The small hotel room was dark. The white walls stood bare, the only furniture in the room being the small bed that rested a few feet to my right. It was late at night, yet the sound of jazz from some celebration down the street was still audible, even thru our window on the third floor. I kept it open to allow the warm summer air to waft into the cool room, rustling the white curtains as it passed over the windowsill. Now as I stood in front of the large window with its panes handing ajar, I marveled at the city beneath me. It had been his idea to visit New Orleans in the summertime.

"It's beautiful," he had told me a month ago, when I had still been pushing for a trip to the New England area instead. "At night, after you would think everyone had gone to sleep, you can still hear the celebrations of one thing or another going on in the streets. And if you open the window, you can feel the warm summer breeze wrap around you like a blanket."

I think about his words even more now that I can actually see and hear and feel all that he had described. A month ago I had tried and tried to change his mind. For some reason, I had been dead-set on going to New England, though now I can't remember why. In this hotel room, with the summer breeze and the rustling white curtains, I can't possibly imagine ever wanting to be anywhere else.

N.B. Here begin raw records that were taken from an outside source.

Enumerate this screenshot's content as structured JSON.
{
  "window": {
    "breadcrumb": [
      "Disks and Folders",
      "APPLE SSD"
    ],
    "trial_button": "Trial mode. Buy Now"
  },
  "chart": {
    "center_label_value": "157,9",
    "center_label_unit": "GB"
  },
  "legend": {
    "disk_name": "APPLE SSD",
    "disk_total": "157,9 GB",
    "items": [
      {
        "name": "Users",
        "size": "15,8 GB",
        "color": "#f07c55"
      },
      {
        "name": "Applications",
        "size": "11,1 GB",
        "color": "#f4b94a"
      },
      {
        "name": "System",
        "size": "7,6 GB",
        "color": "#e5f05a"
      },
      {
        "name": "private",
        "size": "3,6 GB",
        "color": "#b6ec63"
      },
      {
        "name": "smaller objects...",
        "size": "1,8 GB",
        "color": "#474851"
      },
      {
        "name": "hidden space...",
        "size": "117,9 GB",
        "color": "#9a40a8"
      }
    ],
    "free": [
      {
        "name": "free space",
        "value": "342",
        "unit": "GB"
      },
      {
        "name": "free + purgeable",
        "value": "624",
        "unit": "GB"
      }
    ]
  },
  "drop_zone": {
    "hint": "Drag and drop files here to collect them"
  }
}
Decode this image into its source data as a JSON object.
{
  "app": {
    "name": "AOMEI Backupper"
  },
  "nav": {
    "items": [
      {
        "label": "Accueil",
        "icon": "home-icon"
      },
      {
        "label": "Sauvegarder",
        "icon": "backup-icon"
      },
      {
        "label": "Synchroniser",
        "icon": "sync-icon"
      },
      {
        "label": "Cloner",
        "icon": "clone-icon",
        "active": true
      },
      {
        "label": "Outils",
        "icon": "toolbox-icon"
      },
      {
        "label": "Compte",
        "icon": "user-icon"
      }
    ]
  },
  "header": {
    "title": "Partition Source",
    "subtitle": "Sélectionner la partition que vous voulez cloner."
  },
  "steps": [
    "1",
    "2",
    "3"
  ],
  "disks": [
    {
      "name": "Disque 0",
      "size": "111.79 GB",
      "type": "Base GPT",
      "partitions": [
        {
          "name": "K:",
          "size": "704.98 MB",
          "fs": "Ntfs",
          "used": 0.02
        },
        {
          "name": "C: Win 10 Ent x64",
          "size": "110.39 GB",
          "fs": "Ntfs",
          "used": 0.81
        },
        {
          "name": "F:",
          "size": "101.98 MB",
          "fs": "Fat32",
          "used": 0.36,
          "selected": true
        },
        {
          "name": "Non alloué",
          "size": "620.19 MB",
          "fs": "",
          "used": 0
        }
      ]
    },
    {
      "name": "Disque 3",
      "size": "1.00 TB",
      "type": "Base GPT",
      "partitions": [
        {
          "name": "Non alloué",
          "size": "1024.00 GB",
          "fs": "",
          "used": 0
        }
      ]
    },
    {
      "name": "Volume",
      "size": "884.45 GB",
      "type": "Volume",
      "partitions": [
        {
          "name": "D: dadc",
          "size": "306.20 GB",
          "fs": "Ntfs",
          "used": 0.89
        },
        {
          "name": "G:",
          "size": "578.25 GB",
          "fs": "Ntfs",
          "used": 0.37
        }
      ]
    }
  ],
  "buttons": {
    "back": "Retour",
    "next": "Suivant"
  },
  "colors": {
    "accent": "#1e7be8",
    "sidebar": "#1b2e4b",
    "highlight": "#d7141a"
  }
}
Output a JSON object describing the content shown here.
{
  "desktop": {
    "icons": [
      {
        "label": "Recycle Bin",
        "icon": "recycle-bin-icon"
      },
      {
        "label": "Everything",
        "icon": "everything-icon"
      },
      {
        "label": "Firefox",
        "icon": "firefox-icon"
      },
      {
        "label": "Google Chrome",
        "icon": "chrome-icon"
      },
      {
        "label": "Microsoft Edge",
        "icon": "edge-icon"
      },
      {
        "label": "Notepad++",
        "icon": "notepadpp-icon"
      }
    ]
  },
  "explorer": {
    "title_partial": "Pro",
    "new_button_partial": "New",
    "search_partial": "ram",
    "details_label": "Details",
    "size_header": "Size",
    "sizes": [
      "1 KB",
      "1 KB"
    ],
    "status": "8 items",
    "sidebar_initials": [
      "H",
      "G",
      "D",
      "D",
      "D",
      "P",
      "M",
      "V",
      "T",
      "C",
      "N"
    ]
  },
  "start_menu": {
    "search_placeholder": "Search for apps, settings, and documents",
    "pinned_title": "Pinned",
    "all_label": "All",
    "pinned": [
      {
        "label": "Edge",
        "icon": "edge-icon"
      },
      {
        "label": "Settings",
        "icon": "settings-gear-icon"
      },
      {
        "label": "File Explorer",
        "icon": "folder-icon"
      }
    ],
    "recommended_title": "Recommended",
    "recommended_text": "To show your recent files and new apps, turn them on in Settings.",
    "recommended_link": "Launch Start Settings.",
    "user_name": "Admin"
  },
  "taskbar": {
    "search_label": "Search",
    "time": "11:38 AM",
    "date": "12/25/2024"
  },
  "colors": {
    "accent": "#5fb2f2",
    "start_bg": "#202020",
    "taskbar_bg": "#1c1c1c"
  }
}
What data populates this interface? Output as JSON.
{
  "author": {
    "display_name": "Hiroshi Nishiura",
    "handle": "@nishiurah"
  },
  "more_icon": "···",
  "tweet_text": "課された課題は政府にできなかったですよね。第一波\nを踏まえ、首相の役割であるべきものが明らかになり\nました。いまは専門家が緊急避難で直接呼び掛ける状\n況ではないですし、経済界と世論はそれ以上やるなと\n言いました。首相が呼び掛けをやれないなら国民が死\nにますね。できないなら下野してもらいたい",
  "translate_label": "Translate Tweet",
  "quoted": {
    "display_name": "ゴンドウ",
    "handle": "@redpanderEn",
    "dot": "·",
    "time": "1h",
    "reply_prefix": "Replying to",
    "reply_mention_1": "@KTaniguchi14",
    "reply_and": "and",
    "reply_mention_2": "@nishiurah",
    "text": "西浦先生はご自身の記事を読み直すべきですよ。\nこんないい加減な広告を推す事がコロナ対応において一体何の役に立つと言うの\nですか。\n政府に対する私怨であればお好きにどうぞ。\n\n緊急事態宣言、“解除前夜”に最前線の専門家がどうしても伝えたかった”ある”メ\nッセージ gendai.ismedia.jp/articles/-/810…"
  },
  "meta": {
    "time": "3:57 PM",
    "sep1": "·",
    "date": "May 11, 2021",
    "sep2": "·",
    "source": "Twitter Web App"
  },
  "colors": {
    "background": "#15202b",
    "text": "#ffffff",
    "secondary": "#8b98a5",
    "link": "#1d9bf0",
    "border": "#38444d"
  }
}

In the quiet calm of the night, my thoughts glide to everything that had happened recently, and how quickly time had moved. It seemed only yesterday that we had met, yet now we were on our honeymoon. This was our fifth day in the city, and six days ago had been our wedding day. I can still remember it clearly in my mind; I forced myself to remember every detail so that I could replay it in my mind over and over for years to come.

It was the tiniest white chapel I had ever seen, yet he insisted on being married there. It was just one more thing he was right about. The quaint charm of the small chapel brought an air of perfect simplicity to the occasion, and it even seemed to have a calming effect on my nerves. And I was so nervous. I'd been preparing all month. For some reason, I was deathly afraid of forgetting what to say, saying it at the wrong time, or worse, not saying it at all. I practiced the words "I do" to my mirror so many times that the words actually began to feel comfortable in my mouth, as if I was always meant to say them. I suppose I was. I was so prepared and so nervous that the only things I could think about before walking down the aisle were what could go wrong.

But then I looked up.

I looked up and I saw his eyes, and he saw mine. And he was the only person in the room. My family, my friends, everyone who had come to see this occasion, none of them mattered at this moment. All that mattered was that he was here. And since he was here, everything would be fine.

I can't help but smile as I relive these memories. After all, it was the happiest moment of my life. It seems even happier now as I stand in perfect peace. My nightgown swirls around me, dancing with the shadows as it's swept by the summer breeze. I glance over at the sleeping face of my husband, smiling gently before returning my gaze to the living city outside.

I allow my thoughts to wander once again, shifting from the day we first met, to our first kiss, and finally to the events of the day. Today, just like every other day this week, was spent exploring the wonders of the town. And once again, we had risen early and slept late. But I couldn't sleep. Not tonight. At least once before this paradise ended I told myself I would stay up to see exactly what he had meant about the city at night.

And he was right. Once again, and as always, he was right about every detail, down to the last line. He was right about the noise and the air and the time. New Orleans at night was beautiful. Even so, a part of me felt that this was wrong, to gaze out at the city on a night that he had so perfectly described without him. But even as I thought this, I didn't hear the rustling of bed sheets or the padding of footsteps behind me. In fact, I didn't even realize he was there next to me until his arms wrapped around me, holding me gently to him as we watched the city together.